We wandered around in the rain admiring them and wondering where they originally came from. Not knowing any better we guessed China, which was wrong. Quack, quack, oops.The dahlia is native to Central America, and is perhaps most closely associated with Mexico, where it was adopted as the national plant in 1963. It was once grown as a food crop by the Aztecs who used to eat the tubers. They also used them to treat epilepsy and made water pipes out of their hollow stems.
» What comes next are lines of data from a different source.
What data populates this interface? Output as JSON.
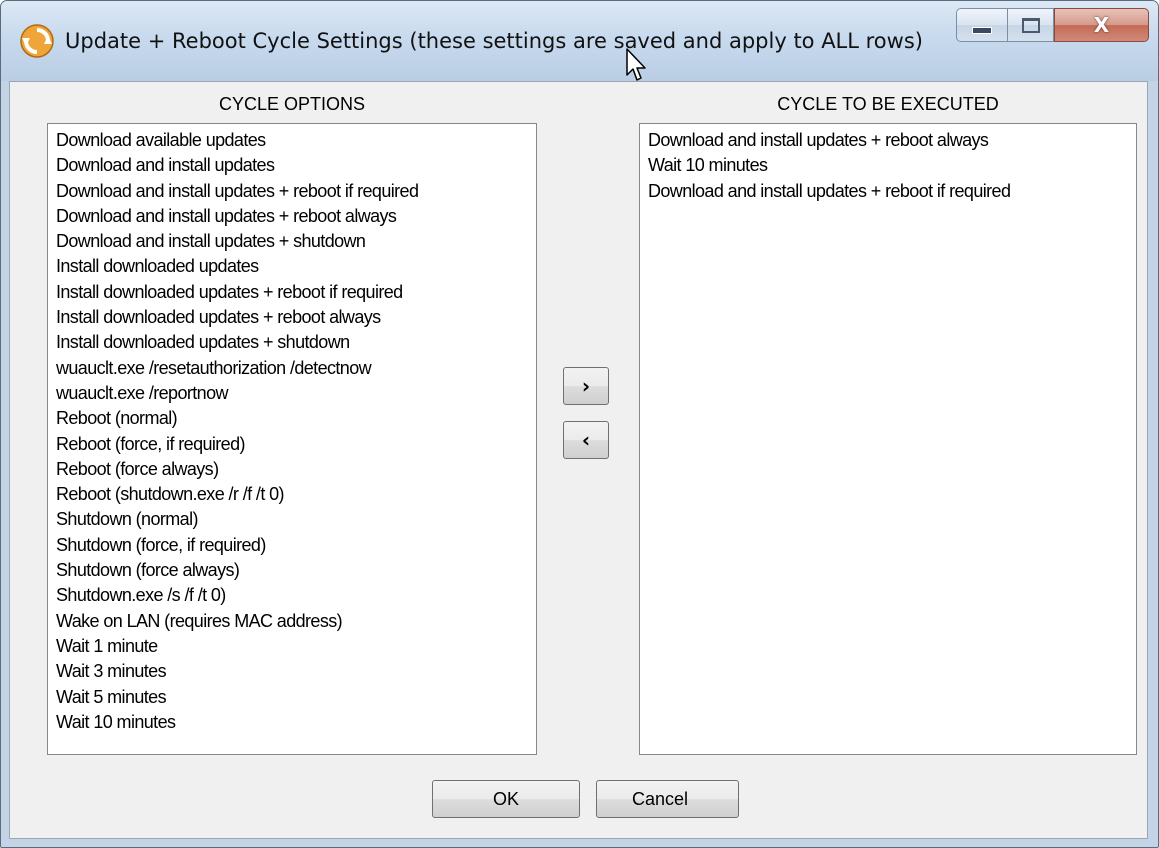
{
  "window": {
    "title": "Update + Reboot Cycle Settings  (these settings are saved and apply to ALL rows)",
    "close_glyph": "X"
  },
  "left_panel": {
    "label": "CYCLE OPTIONS",
    "items": [
      "Download available updates",
      "Download and install updates",
      "Download and install updates + reboot if required",
      "Download and install updates + reboot always",
      "Download and install updates + shutdown",
      "Install downloaded updates",
      "Install downloaded updates + reboot if required",
      "Install downloaded updates + reboot always",
      "Install downloaded updates + shutdown",
      "wuauclt.exe /resetauthorization /detectnow",
      "wuauclt.exe /reportnow",
      "Reboot (normal)",
      "Reboot (force, if required)",
      "Reboot (force always)",
      "Reboot (shutdown.exe /r /f /t 0)",
      "Shutdown (normal)",
      "Shutdown (force, if required)",
      "Shutdown (force always)",
      "Shutdown.exe /s /f /t 0)",
      "Wake on LAN (requires MAC address)",
      "Wait 1 minute",
      "Wait 3 minutes",
      "Wait 5 minutes",
      "Wait 10 minutes"
    ]
  },
  "right_panel": {
    "label": "CYCLE TO BE EXECUTED",
    "items": [
      "Download and install updates + reboot always",
      "Wait 10 minutes",
      "Download and install updates + reboot if required"
    ]
  },
  "transfer": {
    "add_label": "›",
    "remove_label": "‹"
  },
  "footer": {
    "ok_label": "OK",
    "cancel_label": "Cancel"
  },
  "icons": {
    "app": "refresh-cycle-icon",
    "minimize": "minimize-icon",
    "maximize": "maximize-icon",
    "close": "close-icon",
    "cursor": "mouse-pointer-icon"
  },
  "colors": {
    "title_bar": "#c8daee",
    "close_button": "#c46a56",
    "app_icon": "#e8901c"
  }
}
The Spanish arrived, built their empire in the Americas and set about finding new and useful things to take back across the oceans as travel trophies. They tried to import the dahlia into Europe, along with potatoes and chocolate, as a food crop. Whilst the Old World was very willing to embrace the potato and fell hook, line and sinker for the heavenly nectar that goes by the name of chocolate, it never quite took to eating dahlias. Instead, somewhere further down the line, someone noticed how wonderful their flowers looked and elected to put them in vases rather than on dinner plates.
And talking of dinner plates some of the giant flowering dahlia cultivars have blooms that exceed 25 cm in diameter, the size of a respectable dinner plate. Personally I prefer the less fleshy pompom varieties with dainty flowers that wouldn't look too ridiculous in someone's buttonhole.
I also liked how the gardeners at Forde Abbey had planted drills of dahlias in the vegetable garden. They probably regard a few drills for cutting and flower arranging as a crop, along with the turnips and carrots and kale, albeit that it's a crop aimed at delighting the eye rather than the stomach. Some drills of flowers are no doubt useful when it comes to getting the bees to pollinate the other crops, and they're certainly good for morale with their joyful flourishes of colour.